Swiss statutory law governing contracts for works imposes only one explicit obligation on the owner: the duty to remunerate the contractor for the works. Of course, parties regularly stipulate additional duties in the contract.
Besides any such specific contractual undertakings, the general rule of good faith as set forth in Article 2 is a further source of (accessory) contractual duties - in particular, a mutual duty of care. Parties to a contract for works are, as a rule, obliged to prevent harm to each other. Consequently, they are to inform each other about possible risks in performance of the contract. This duty is increased when one party enters the other's sphere of influence/risk (eg, by using its material, working on its premises, being bound by particular instructions). In such case an employer's duty of care towards its employees (Article 328 of the Swiss Code of Obligations) applies by analogy. The specific scope of such duty of care depends, of course, on the particular circumstances and the content of the contract at hand.
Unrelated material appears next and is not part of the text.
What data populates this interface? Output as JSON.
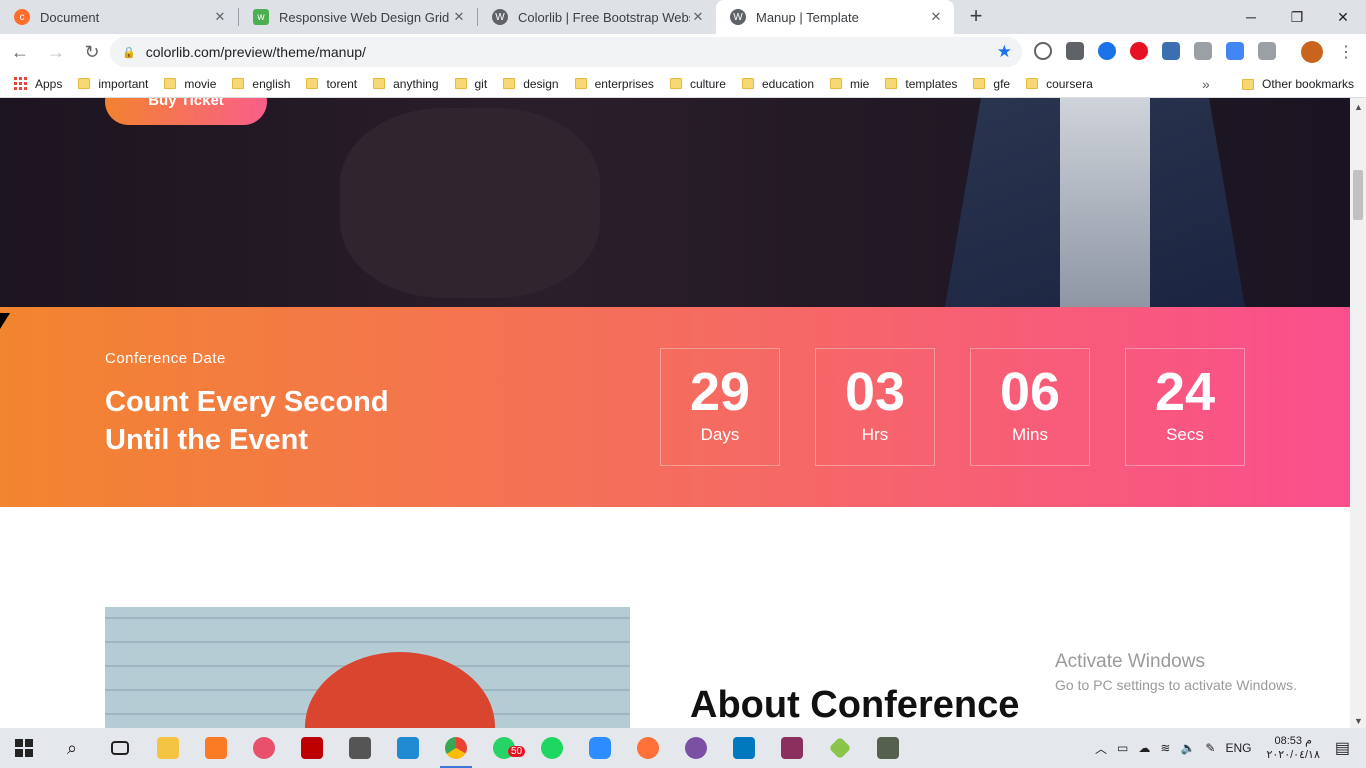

Finally, in cases where the contractor knows or should have known about defective ground conditions (eg, due to its particular expertise or the like), it cannot rely on Article 2. It is obliged to inform the owner about such facts. First, the general duty to protect the other party from any harm resulting from Article 2 applies to the contractor as well. Second, Article 365(3) of the Swiss Code of Obligations expressly requires the contractor to inform the owner immediately when, in the course of its work, it notes defects in the construction site or any other circumstance which might compromise the correct or timely performance of the work. Failure to comply with such duty may entail the contractor's liability for any adverse consequences.
For further information on this topic please contact Matthias Scherer or André Brunschweilerat Lalive by telephone (+41 22 319 87 00), fax (+41 22 319 87 60) or email ([email protected] or [email protected]).
(1) The provisions in the FIDIC Silver Book are sometimes criticised as being one-sided, favouring the owner. These provisions are often subject to negotiation.
(2) Peter Gauch, Der Werkvertrag, 4th edition, 1996, N 1979 with further reference to case law.